    On June 21, an advisory committee at the US National Institutes of Health (NIH) approved a proposal to use CRISPR–Cas9 to help augment cancer therapies that rely on engineering patient’s immune cells.
    Although other forms of gene editing have already been used to treat disease in people, the CRISPR trial would break new ground by modifying three different sites in the genome at once, which has not been easy to do until now. The study has also grabbed attention because—as first reported by the MIT Technology Review—tech entrepreneur Sean Parker’s new $250 million Parker Institute for Cancer Immunotherapy will fund the trial.
    “Cell therapies [for cancer] are so promising but the majority of people who get these therapies have a disease that relapses,” says study leader Edward Stadtmauer, a physician at the University of Pennsylvania in Philadelphia. Gene editing could improve such treatments and eliminate some of their vulnerabilities to cancer and the body’s immune system, he says.
    The proposed 2-year CRISPR trial will treat 18 patients with several types of cancers, e.g. myeloma, sarcoma, or melanoma, who have stopped responding to existing treatments. Researchers will remove T cells from these patients and perform three CRISPR edits on them. One edit will insert a gene for a protein engineered to detect cancer cells and instruct the T cells to target them, and a second edit removes a natural T-cell protein that could interfere with this process. The third is defensive: it will remove the gene for a protein that identifies the T cells as immune cells and prevent the cancer cells from disabling them. The researchers will then infuse the edited cells back into the patient.
    Although endorsement from the NIH panel is a big step, the researchers must now seek approval from their own institutions’ ethics boards and the U.S. Food and Drug Administration. Others are likely nipping at their heels.
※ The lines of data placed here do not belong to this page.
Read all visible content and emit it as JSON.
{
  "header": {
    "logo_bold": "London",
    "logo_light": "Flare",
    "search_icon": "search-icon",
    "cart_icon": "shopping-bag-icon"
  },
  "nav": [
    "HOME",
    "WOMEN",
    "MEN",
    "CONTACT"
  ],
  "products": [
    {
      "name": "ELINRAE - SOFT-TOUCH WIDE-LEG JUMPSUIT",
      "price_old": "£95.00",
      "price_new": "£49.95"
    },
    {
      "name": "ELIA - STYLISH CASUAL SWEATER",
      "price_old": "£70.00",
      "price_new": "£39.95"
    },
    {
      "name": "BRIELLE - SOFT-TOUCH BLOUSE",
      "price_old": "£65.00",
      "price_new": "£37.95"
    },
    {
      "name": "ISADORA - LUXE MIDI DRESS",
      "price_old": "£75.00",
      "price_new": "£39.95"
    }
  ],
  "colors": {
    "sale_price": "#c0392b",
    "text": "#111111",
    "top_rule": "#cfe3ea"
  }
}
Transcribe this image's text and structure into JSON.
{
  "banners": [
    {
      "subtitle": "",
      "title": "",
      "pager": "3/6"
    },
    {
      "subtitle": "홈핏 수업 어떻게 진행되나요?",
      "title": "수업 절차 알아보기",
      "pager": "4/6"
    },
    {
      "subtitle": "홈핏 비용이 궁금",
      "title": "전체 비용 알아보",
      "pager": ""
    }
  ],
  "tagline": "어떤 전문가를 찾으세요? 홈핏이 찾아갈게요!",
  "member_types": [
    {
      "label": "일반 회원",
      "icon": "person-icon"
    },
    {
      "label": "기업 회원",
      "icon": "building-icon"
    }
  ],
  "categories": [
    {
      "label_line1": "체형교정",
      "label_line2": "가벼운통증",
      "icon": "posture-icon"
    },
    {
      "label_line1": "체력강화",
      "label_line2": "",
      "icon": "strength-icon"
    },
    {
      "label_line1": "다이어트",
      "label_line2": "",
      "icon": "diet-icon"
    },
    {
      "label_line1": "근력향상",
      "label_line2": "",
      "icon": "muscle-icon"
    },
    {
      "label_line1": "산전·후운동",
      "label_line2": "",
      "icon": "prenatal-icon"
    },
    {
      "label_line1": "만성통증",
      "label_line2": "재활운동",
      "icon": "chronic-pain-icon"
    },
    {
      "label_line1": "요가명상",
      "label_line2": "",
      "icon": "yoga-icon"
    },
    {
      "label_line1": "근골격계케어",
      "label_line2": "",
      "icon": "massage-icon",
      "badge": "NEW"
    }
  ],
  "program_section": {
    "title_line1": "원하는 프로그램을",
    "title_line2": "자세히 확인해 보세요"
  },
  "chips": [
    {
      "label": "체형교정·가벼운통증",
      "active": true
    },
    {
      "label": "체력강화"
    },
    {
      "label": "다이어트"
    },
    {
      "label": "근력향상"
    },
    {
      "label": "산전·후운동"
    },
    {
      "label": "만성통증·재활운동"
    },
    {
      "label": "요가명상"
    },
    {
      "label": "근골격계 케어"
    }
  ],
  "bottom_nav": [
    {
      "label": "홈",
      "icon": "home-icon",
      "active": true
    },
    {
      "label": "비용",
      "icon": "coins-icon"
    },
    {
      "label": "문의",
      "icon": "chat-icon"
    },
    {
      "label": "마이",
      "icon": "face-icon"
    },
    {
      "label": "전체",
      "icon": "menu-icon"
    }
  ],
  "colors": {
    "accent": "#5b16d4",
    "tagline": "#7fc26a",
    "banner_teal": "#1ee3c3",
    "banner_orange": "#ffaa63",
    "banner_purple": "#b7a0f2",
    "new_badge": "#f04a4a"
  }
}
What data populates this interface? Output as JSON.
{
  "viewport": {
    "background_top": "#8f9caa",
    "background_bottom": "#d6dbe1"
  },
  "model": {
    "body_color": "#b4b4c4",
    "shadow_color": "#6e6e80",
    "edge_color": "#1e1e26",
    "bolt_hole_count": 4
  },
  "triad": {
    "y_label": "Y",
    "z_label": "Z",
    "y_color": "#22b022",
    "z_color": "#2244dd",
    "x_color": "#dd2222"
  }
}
Many thought the Cambridge, Massachusetts–based biotech company Editas Medicine would conduct the first CRISPR clinical trial—it has announced plans to use CRISPR to treat an inherited eye disease in 2017—but NIH has not yet reviewed a proposal from the company.